The Affordable Health Choices Act establishes federal and state-level taxpayer-subsidized health coverage for middle-income Americans while implementing an individual mandate, tightening regulations on insurance companies, and establishing a new government agency responsible for preventing Americans from going without health insurance.
Funding for the bill, and the amount of tax penalties authorized for failing to offer or carry health insurance, are details left up to the Department of Health and Human Services.
“The theory that government can run health care better than private enterprise would be laughable if it weren’t so dangerous,” said Georgia Senate Majority Leader Chip Rogers (R-Woodstock). “Once ‘free’ health care is made available, we will never be able to afford it, and sadly we’ll also never be able to get rid of it.”
John R. Graham, director of health policy studies at the Pacific Research Institute, says the plan is misconceived.
“If Kennedy really wanted to increase our choice of health plans,” Graham said, “he would put forward a bill to erase the tax prejudice favoring corporate-based versus individually purchased health insurance.”

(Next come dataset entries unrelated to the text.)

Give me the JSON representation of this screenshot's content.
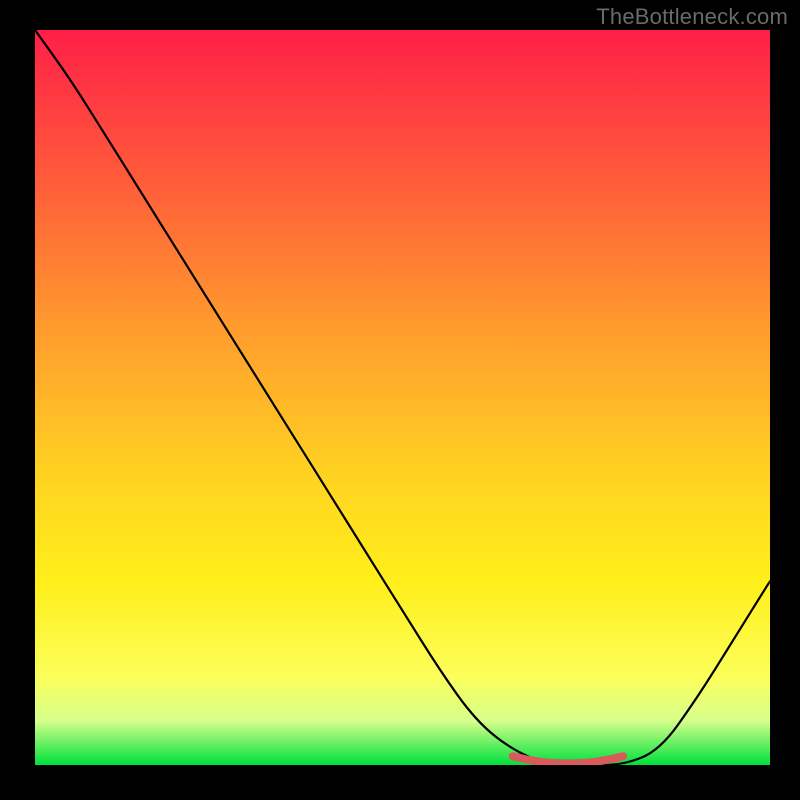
{
  "watermark": "TheBottleneck.com",
  "colors": {
    "background": "#000000",
    "gradient": [
      "#ff1f48",
      "#ff5a3a",
      "#ff9a2e",
      "#ffd122",
      "#ffef1a",
      "#fcff5a",
      "#d6ff8c",
      "#00e03c"
    ],
    "curve": "#000000",
    "marker": "#d85a5a"
  },
  "chart_data": {
    "type": "line",
    "title": "",
    "xlabel": "",
    "ylabel": "",
    "x": [
      0.0,
      0.05,
      0.1,
      0.15,
      0.2,
      0.25,
      0.3,
      0.35,
      0.4,
      0.45,
      0.5,
      0.55,
      0.6,
      0.65,
      0.7,
      0.75,
      0.8,
      0.85,
      0.9,
      0.95,
      1.0
    ],
    "values": [
      1.0,
      0.93,
      0.85,
      0.77,
      0.69,
      0.61,
      0.53,
      0.45,
      0.37,
      0.29,
      0.21,
      0.13,
      0.06,
      0.02,
      0.0,
      0.0,
      0.0,
      0.02,
      0.09,
      0.17,
      0.25
    ],
    "xlim": [
      0,
      1
    ],
    "ylim": [
      0,
      1
    ],
    "minimum_region": {
      "x_start": 0.65,
      "x_end": 0.8,
      "y": 0.0
    },
    "notes": "V-shaped bottleneck curve overlaid on red-to-green vertical gradient; minimum (optimal) plateau highlighted near x≈0.65–0.80."
  }
}
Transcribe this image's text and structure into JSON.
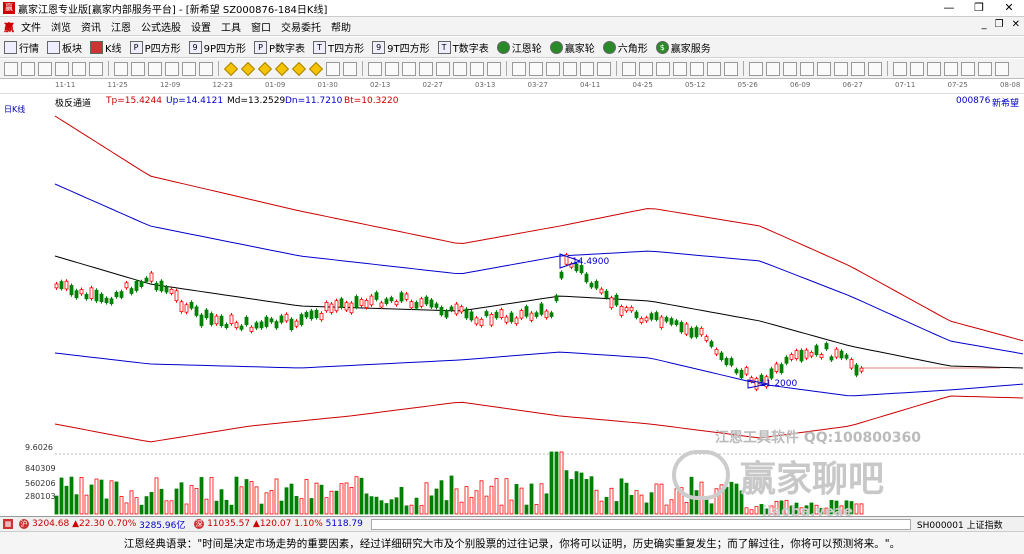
{
  "window": {
    "title": "赢家江恩专业版[赢家内部服务平台] - [新希望  SZ000876-184日K线]",
    "controls": [
      "—",
      "❐",
      "✕"
    ]
  },
  "menu": {
    "logo": "赢",
    "items": [
      "文件",
      "浏览",
      "资讯",
      "江恩",
      "公式选股",
      "设置",
      "工具",
      "窗口",
      "交易委托",
      "帮助"
    ],
    "mdi": [
      "_",
      "❐",
      "✕"
    ]
  },
  "toolbar1": [
    "行情",
    "板块",
    "K线",
    "P四方形",
    "9P四方形",
    "P数字表",
    "T四方形",
    "9T四方形",
    "T数字表",
    "江恩轮",
    "赢家轮",
    "六角形",
    "赢家服务"
  ],
  "dates": [
    "11-11",
    "11-25",
    "12-09",
    "12-23",
    "01-09",
    "01-30",
    "02-13",
    "02-27",
    "03-13",
    "03-27",
    "04-11",
    "04-25",
    "05-12",
    "05-26",
    "06-09",
    "06-27",
    "07-11",
    "07-25",
    "08-08"
  ],
  "chart_header": {
    "name": "极反通道",
    "tp": "Tp=15.4244",
    "up": "Up=14.4121",
    "md": "Md=13.2529",
    "dn": "Dn=11.7210",
    "bt": "Bt=10.3220",
    "code": "000876",
    "stock": "新希望"
  },
  "period_label": "日K线",
  "annotations": {
    "high": "14.4900",
    "low": "11.2000"
  },
  "volume_axis": [
    "9.6026",
    "840309",
    "560206",
    "280103"
  ],
  "watermark": {
    "line1": "江恩工具软件  QQ:100800360",
    "line2": "赢家聊吧",
    "line3": "jiaoba.yeae"
  },
  "status": {
    "sh": "3204.68",
    "sh_chg": "▲22.30",
    "sh_pct": "0.70%",
    "sh_amt": "3285.96亿",
    "sz": "11035.57",
    "sz_chg": "▲120.07",
    "sz_pct": "1.10%",
    "sz_amt": "5118.79",
    "index": "SH000001 上证指数"
  },
  "quote": "江恩经典语录：\"时间是决定市场走势的重要因素，经过详细研究大市及个别股票的过往记录，你将可以证明，历史确实重复发生；而了解过往，你将可以预测将来。\"。",
  "colors": {
    "up": "#ff0000",
    "down": "#008000",
    "outer": "#cc0000",
    "inner": "#0000cc",
    "mid": "#000000"
  }
}
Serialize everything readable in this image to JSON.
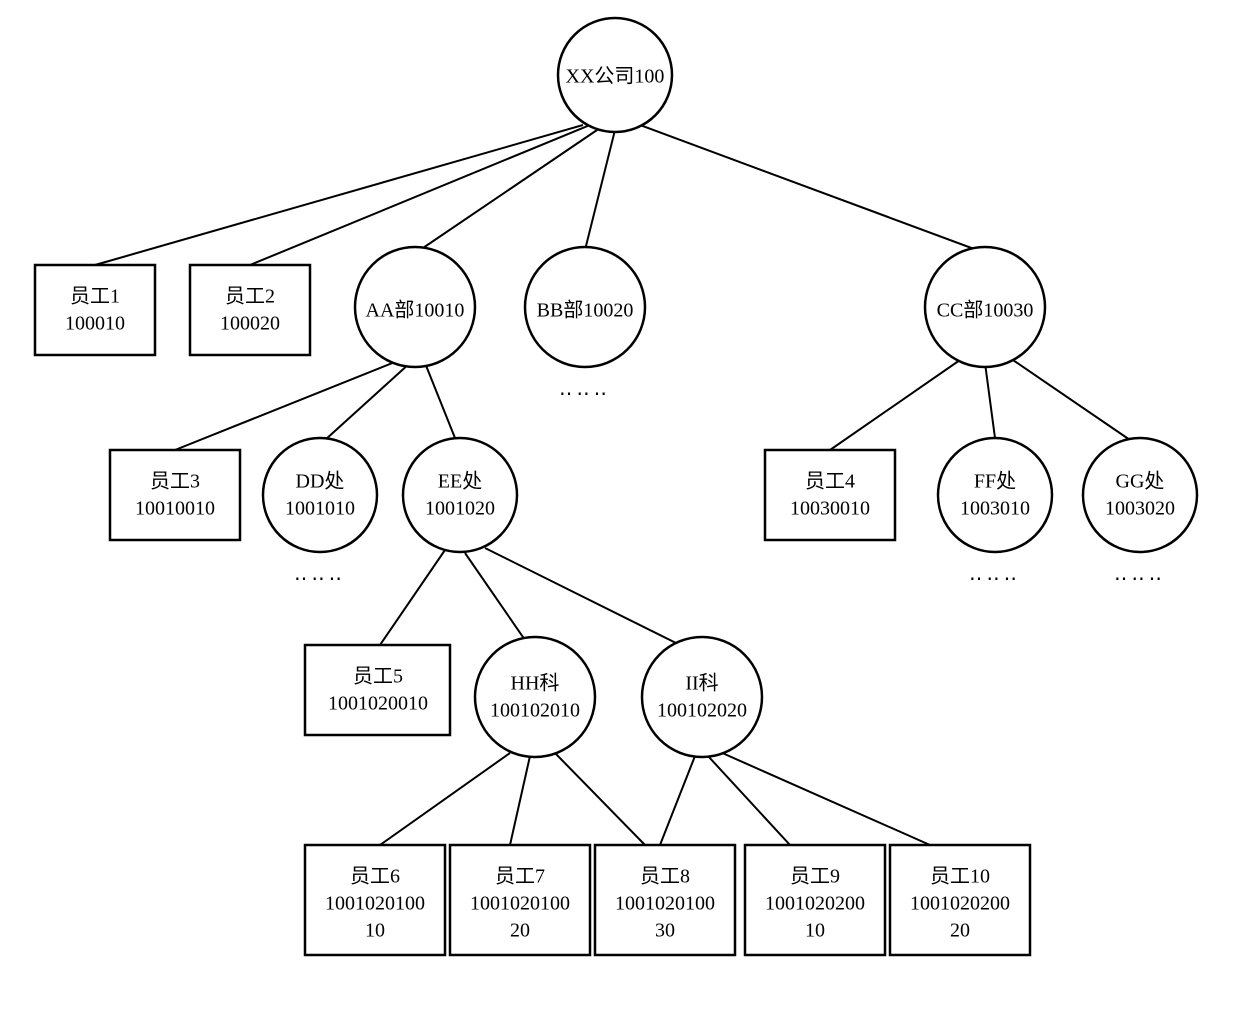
{
  "nodes": {
    "root": {
      "line1": "XX公司100"
    },
    "emp1": {
      "line1": "员工1",
      "line2": "100010"
    },
    "emp2": {
      "line1": "员工2",
      "line2": "100020"
    },
    "aa": {
      "line1": "AA部10010"
    },
    "bb": {
      "line1": "BB部10020"
    },
    "cc": {
      "line1": "CC部10030"
    },
    "emp3": {
      "line1": "员工3",
      "line2": "10010010"
    },
    "dd": {
      "line1": "DD处",
      "line2": "1001010"
    },
    "ee": {
      "line1": "EE处",
      "line2": "1001020"
    },
    "emp4": {
      "line1": "员工4",
      "line2": "10030010"
    },
    "ff": {
      "line1": "FF处",
      "line2": "1003010"
    },
    "gg": {
      "line1": "GG处",
      "line2": "1003020"
    },
    "emp5": {
      "line1": "员工5",
      "line2": "1001020010"
    },
    "hh": {
      "line1": "HH科",
      "line2": "100102010"
    },
    "ii": {
      "line1": "II科",
      "line2": "100102020"
    },
    "emp6": {
      "line1": "员工6",
      "line2": "1001020100",
      "line3": "10"
    },
    "emp7": {
      "line1": "员工7",
      "line2": "1001020100",
      "line3": "20"
    },
    "emp8": {
      "line1": "员工8",
      "line2": "1001020100",
      "line3": "30"
    },
    "emp9": {
      "line1": "员工9",
      "line2": "1001020200",
      "line3": "10"
    },
    "emp10": {
      "line1": "员工10",
      "line2": "1001020200",
      "line3": "20"
    }
  },
  "ellipsis": "‥‥‥"
}
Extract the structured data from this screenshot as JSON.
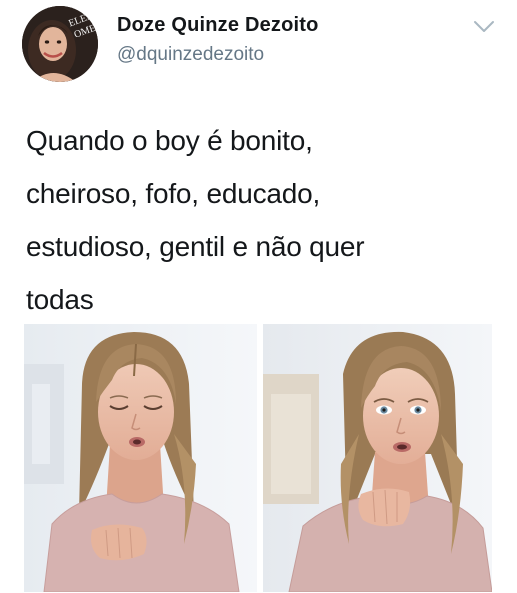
{
  "tweet": {
    "display_name": "Doze Quinze Dezoito",
    "handle": "@dquinzedezoito",
    "text": "Quando o boy é bonito,\ncheiroso, fofo, educado,\nestudioso, gentil e não quer\ntodas"
  },
  "avatar": {
    "overlay_text_line1": "ELEN",
    "overlay_text_line2": "OME"
  },
  "icons": {
    "menu": "chevron-down-icon"
  },
  "photos": [
    {
      "name": "photo-woman-eyes-closed"
    },
    {
      "name": "photo-woman-eyes-open"
    }
  ],
  "colors": {
    "text": "#14171a",
    "handle": "#657786",
    "sweater": "#d6b2b0",
    "hair": "#a68560",
    "background": "#ffffff"
  }
}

“Moving from a third-party payment arrangement to an individual empowerment and responsibility system is the only hope for improving health care access and managing health care costs,” said Rogers.
Graham said, “Calling this bill the ‘Health Choices Act’ is as Orwellian as calling the bill to abolish secret ballots for union certification the ‘Employee Free Choice Act.’ This bill mandates that every American buy a health insurance policy designed by the government—specifically a new ‘Medical Advisory Council.’ However, just to make sure no lobbyist is left behind, the MAC’s decisions can be overruled by Congress.”
The bill provides for taxpayer-funded insurance subsidies for Americans with incomes up to five times the federal poverty level. “The share of the premiums for which beneficiaries are liable increases only at the rate of the Consumer Price Index, which has historically been lower than the rate of medical inflation,” said Graham.
When combined with the enlarged group of subsidy-eligible Americans, that means “the taxpayers’ liability for the share of premiums will increase every year,” Graham said.
“The bill also outlaws insurers from pricing risk, forcing them to accept all applicants at the same premium and imposing a government-run method of retrospective risk-adjustment to compensate insurers who enroll more expensive beneficiaries,” said Graham.
Unintended Consequences Loom
The bill also mandates providers’ acceptance of an “affordable access plan,” meaning the lowest-cost qualifying plan. “Any Medicare provider would have to accept an affordable access plan paying Medicare rates, which are well known to be below the cost of care,” said Graham. “So doctors will either drop Medicare patients to avoid this mandate, or quit practicing medicine.”
The bill subsidizes “gateways” to insurance benefits, to be operated by the states, and allows the hiring of “navigators” to help individuals and businesses negotiate the new, multilayered program.
“These bureaucratic gateways will be impossible for individuals or businesses to navigate on their own, [so] we’ll have to engage a government-sponsored navigator to do it for us,” said Graham.
Joe Emanuel ([email protected]) writes from Georgia.
For more information …
“The Affordable Health Choices Act”: http://help.senate.gov/BAI09A84_xml.pdf